The answer to the question of why they all confess lies at the heart of the objective of the tale, which is to show that people are guilty of morally compromising themselves. In the story, the moral compromise leads each character to tell events with a slant in their favor, even the ghost of the dead Takehiro. Rather than face their own self-originated humiliation, each changes the truth somewhat. For instance, Masago doesn't want to confess that she was willing to abandon her husband and instead become the husband of the villain Tajōmaru because that is too humiliating. She would rather confess to a pact of joint-death murder than be exposed as disloyal.

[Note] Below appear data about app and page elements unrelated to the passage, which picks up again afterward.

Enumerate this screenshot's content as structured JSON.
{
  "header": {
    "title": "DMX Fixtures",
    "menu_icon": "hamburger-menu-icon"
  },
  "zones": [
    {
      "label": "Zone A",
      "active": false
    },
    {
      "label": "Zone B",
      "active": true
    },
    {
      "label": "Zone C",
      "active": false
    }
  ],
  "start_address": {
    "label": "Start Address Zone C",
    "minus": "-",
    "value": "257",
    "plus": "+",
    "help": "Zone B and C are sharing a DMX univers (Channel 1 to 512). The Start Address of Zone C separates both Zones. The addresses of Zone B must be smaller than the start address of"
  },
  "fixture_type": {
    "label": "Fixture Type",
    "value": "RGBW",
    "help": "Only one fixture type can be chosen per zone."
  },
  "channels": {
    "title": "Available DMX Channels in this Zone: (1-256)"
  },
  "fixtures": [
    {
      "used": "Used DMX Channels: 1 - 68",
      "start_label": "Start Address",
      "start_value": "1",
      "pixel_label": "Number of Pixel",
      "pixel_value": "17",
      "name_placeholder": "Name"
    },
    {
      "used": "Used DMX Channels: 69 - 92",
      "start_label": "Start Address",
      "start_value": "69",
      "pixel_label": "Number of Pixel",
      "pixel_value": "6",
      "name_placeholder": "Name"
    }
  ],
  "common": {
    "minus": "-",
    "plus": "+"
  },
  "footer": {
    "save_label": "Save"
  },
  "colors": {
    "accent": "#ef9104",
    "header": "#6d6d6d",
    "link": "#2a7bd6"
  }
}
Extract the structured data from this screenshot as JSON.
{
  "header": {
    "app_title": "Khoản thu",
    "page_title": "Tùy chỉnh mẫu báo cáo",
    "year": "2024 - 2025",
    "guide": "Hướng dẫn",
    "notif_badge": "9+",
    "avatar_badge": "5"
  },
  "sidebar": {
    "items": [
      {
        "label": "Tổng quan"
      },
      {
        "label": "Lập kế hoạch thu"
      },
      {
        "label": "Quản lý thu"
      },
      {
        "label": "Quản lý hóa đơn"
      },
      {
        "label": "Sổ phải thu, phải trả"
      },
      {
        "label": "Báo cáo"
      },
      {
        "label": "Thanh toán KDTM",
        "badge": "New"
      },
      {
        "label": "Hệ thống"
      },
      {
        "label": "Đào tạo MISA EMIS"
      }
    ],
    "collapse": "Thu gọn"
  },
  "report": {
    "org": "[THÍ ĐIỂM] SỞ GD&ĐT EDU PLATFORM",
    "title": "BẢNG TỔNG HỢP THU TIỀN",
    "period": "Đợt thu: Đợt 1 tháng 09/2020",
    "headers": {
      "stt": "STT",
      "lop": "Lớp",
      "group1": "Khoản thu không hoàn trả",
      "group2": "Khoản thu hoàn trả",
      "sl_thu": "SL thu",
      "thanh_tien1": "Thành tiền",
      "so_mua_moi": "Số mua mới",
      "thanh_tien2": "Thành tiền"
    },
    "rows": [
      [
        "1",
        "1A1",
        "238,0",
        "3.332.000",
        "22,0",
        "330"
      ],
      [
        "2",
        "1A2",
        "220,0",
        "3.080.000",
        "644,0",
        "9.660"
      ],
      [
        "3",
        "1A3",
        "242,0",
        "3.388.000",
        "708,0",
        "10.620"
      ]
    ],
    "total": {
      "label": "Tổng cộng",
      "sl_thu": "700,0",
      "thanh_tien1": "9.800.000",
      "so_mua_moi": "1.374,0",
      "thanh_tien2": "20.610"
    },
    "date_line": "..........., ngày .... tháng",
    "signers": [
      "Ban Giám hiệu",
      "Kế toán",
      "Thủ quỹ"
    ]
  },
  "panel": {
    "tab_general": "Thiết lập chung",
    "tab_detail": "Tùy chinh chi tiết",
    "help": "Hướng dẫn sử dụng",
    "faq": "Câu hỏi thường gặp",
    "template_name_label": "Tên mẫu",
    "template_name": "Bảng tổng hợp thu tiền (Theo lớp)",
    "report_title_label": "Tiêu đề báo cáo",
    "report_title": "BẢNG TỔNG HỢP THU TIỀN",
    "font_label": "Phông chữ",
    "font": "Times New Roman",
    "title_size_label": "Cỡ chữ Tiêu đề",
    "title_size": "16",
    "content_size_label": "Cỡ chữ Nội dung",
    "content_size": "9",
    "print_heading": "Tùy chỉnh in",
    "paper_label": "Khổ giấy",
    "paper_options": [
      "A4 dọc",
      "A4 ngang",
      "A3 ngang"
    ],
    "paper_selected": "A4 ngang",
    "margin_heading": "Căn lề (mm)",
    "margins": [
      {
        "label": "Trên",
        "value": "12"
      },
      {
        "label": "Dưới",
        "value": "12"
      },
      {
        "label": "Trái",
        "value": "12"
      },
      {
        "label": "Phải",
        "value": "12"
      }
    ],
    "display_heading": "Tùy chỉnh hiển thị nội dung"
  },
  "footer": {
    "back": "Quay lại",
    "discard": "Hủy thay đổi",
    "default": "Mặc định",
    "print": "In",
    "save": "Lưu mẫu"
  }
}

The ambiguity of facts at the end of the story leaves that reader in the same position as the characters. The tale doesn't give enough facts to logically determine which person stabbed Takehiro, and even his ghost is unreliable, as his evidence doesn't explain all the facts. Nevertheless, even though the reader can not ascertain truth, almost invariably a determination is made of who is guilty and who innocent based on a preconception of sympathy with one character's or another's trustworthiness, or believability. This morally compromises the reader because the choice isn't made on fact--it's made on emotional preference.